Why should I care about influenza immunization?
Each year in the US, influenza causes approximately 20,000 hospitalizations and nearly 100 deaths in children. Influenza can also worsen chronic health conditions such as asthma and can lead to serious medical complications, including pneumonia and bronchitis. However, with annual influenza vaccination, healthcare professionals can help keep children healthy and increase vaccination awareness among parents and family members.
According to a survey by the National Foundation for Infectious Diseases (NFID), a strong recommendation from a pediatrician or other healthcare professional would make nearly 3 in 4 parents more interested in vaccinating their child against influenza.
As a healthcare professional, it is up to you to start the “influenza” dialogue regarding annual influenza vaccination recommendations. It is your duty to provide parents and caregivers with the information they need to make an informed choice – the choice to have their children vaccinated against the leading cause of vaccine-preventable death in the US. It is also important to set an example to parents by getting vaccinated yourself and making sure that your office staff is vaccinated each year.
Patients look to their healthcare professional as a trusted source of information.
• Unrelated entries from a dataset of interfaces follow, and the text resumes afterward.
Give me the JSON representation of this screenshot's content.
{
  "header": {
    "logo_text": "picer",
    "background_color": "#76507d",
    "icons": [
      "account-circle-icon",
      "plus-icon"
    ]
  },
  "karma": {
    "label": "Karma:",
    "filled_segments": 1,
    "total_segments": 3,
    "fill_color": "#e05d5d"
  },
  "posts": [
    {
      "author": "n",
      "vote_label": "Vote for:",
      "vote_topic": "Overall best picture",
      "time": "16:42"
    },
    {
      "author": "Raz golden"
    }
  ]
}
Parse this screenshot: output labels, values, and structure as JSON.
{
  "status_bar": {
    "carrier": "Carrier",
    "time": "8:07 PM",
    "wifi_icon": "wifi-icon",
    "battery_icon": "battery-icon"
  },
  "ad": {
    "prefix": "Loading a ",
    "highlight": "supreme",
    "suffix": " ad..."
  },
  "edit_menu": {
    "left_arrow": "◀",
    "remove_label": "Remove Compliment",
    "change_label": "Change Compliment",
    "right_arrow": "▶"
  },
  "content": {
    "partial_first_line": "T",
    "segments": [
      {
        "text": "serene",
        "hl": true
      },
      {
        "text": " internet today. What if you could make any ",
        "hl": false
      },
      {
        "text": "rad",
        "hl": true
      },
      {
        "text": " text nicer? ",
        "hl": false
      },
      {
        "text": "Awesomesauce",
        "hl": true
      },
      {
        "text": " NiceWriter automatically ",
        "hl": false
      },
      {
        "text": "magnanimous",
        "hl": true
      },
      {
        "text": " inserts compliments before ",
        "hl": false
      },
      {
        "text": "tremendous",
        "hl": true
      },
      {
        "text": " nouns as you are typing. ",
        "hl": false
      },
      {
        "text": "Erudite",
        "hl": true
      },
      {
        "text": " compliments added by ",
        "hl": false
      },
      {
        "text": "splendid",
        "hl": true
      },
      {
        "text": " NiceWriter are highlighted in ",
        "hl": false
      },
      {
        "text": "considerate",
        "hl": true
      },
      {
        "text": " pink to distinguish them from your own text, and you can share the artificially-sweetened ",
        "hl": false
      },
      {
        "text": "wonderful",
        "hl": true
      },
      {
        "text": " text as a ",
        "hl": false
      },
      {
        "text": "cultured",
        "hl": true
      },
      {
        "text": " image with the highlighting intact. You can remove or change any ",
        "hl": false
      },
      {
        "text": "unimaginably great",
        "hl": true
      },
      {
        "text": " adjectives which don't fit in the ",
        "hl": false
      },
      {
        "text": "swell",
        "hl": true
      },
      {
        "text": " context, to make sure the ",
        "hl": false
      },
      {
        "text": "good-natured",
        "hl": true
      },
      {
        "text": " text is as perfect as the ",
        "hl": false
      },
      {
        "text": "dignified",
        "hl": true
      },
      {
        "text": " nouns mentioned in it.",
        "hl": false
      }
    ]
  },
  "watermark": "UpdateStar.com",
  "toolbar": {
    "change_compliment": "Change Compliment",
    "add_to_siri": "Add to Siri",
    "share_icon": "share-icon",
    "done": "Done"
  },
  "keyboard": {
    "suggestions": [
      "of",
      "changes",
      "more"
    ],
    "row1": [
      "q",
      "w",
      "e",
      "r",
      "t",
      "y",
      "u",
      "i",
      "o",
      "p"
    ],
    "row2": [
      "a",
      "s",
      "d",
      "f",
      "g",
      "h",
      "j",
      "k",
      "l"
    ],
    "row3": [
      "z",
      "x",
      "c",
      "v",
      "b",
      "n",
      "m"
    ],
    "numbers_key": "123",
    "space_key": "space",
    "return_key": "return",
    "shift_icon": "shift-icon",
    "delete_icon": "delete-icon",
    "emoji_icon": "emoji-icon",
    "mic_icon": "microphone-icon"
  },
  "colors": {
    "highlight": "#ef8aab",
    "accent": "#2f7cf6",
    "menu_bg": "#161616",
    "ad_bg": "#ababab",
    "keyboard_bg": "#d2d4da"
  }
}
The materials provided in this section contain current and accurate influenza-related information.
UPDATE: On June 22, 2016, the CDC Advisory Committee on Immunization Practices (ACIP) recommended a change to US influenza vaccination policy for 2016-2017. ACIP voted that live attenuated influenza vaccine (LAIV), also known as the “nasal spray” flu vaccine, should not be used during the 2016-2017 flu season. ACIP continues to recommend annual flu vaccination, with either the inactivated influenza vaccine (IIV) or recombinant influenza vaccine (RIV), for all individuals age 6 months and older.